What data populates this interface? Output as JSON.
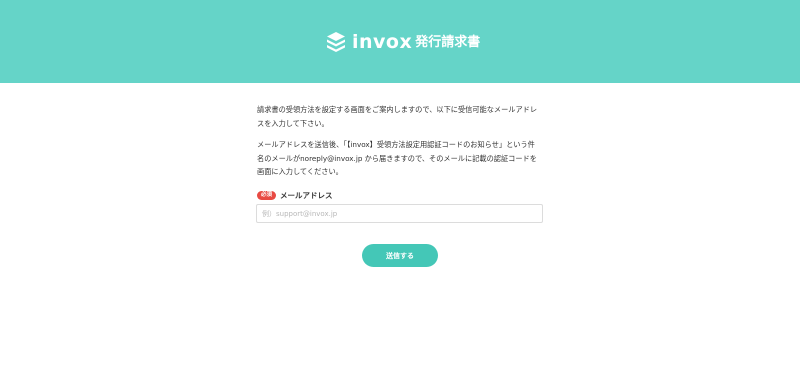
{
  "header": {
    "logo_word": "invox",
    "logo_sub": "発行請求書",
    "logo_icon": "layered-box-icon",
    "background_color": "#65d4c8"
  },
  "intro": {
    "paragraph1": [
      "請求書の受領方法を設定する画面をご案内しますので、以下に受信可能なメールアドレ",
      "スを入力して下さい。"
    ],
    "paragraph2": [
      "メールアドレスを送信後、「【invox】受領方法設定用認証コードのお知らせ」という件",
      "名のメールがnoreply@invox.jp から届きますので、そのメールに記載の認証コードを",
      "画面に入力してください。"
    ]
  },
  "form": {
    "required_badge": "必須",
    "email_label": "メールアドレス",
    "email_value": "",
    "email_placeholder": "例）support@invox.jp",
    "submit_label": "送信する",
    "accent_color": "#44c7b7",
    "required_color": "#e84a43"
  }
}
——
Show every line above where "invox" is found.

    "logo_word": "invox",
      "メールアドレスを送信後、「【invox】受領方法設定用認証コードのお知らせ」という件",
      "名のメールがnoreply@invox.jp から届きますので、そのメールに記載の認証コードを",
    "email_placeholder": "例）support@invox.jp",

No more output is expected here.